Garage parking is located on Felton Street (1.5 block NE of 20 Quincy) as well as the Holyoke Street garage, between Holyoke and Dunster streets (5 blocks West of 20 Quincy). There is street parking around Harvard Square, but the 2 hour time limit might not be enough for the dinner or the meeting.
Please note, the Board Meeting, Social Hour, and Dinner will be held at Loeb House, 20 Quincy Street. The Richards Award address and talk will be held at 12 Oxford Street, in the Pfizer Chemistry building (approximately 1/2 mile, 8-10 minute walk between the two locations). Please let us know if you are unable to make transportation arrangements or if you need suggestions or directions.
Registration or other questions? Please contact: Ms. Anna Singer during regular business hours, firstname.lastname@example.org.
Schedule of Events
4:30 – 5:30 PM NESACS Board Meeting (17 Quincy Street)
5:30 PM Social Hour (17 Quincy Street, Loeb House)
6:15 PM Dinner (17 Quincy Street, Loeb House)
8:15 PM Monthly Meeting and Theodore William Richards Award Presentation to Gabor Somorjai for Conspicuous Achievement in Chemistry (12 Oxford Street)
Questions? Please contact: Ms. Anna Singer during standard business hours, email@example.com.
THE PUBLIC IS INVITED - RESERVATIONS ARE REQUIRED
What are my transport/parking options getting to the event?
Parking is available in the Felton Street Garage and the Holyoke Garage (See above).
Please use the Red Line and exit at Harvard Square. Loeb House is located at 17 Quincy Street, and importantly, the Richards Medal Award Ceremony and Presentation will be at the Pfizer Lecture Hall, located at 12 Oxford Street in the Chemistry Department.

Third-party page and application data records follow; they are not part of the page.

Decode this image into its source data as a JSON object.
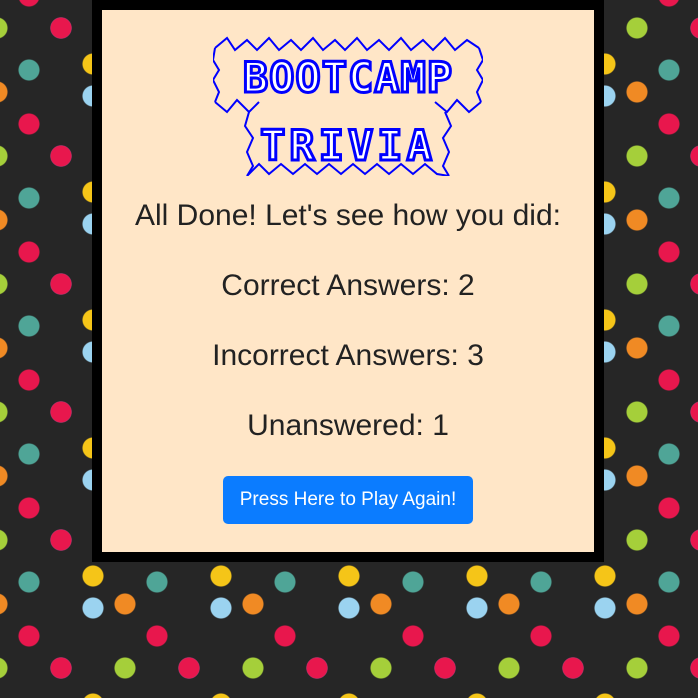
{
  "logo": {
    "line1": "BOOTCAMP",
    "line2": "TRIVIA",
    "color": "#0000ff"
  },
  "results": {
    "heading": "All Done! Let's see how you did:",
    "correct_label": "Correct Answers: ",
    "correct_value": "2",
    "incorrect_label": "Incorrect Answers: ",
    "incorrect_value": "3",
    "unanswered_label": "Unanswered: ",
    "unanswered_value": "1"
  },
  "play_again_button": {
    "label": "Press Here to Play Again!",
    "color": "#0b7cff"
  },
  "background": {
    "base_color": "#262626",
    "dot_colors": [
      "#e8174d",
      "#f5c518",
      "#8a77c8",
      "#9bd3f0",
      "#f08a24",
      "#a5cf3a",
      "#4fa597"
    ]
  }
}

Buses are available through MBTA (1, 68, 83) and drop off within 2 blocks of Loeb House.
Where can I contact the organizer with any questions?
With any questions whatsoever, please contact Ms. Anna Singer, firstname.lastname@example.org
Is my registration/ticket transferrable?
Yes, please contact Ms. Anna Singer, email@example.com, before March 15, 2017.
When & Where
The Northeastern Section of the American Chemical Society
The Northeastern Section of the ACS (NESACS) is a large section – nearly 6500 members, according to National ACS. On average, about one hundred members attend monthly section meetings. These meetings usually take place somewhere in the Boston area on the second Thursday of each month between September and May. In addition, the section has a vibrant Younger Chemists Committee (see www.nsycc.org), a very active medicinal chemistry sub-group, award-winning Public Relations Committee, and our Women Chemists Committee which oversee a wide range of additional activities. All of this happens, not through the will or efforts of the current Chair, but through the continued goodwill of our active membership, a very talented, hardworking and vibrant group of individuals representing a wide range of interests and backgrounds in the Boston area chemical sciences community. We are truly blessed as a section in which so many give so freely of their time, skills, and interests in service to the Section in many different capacities!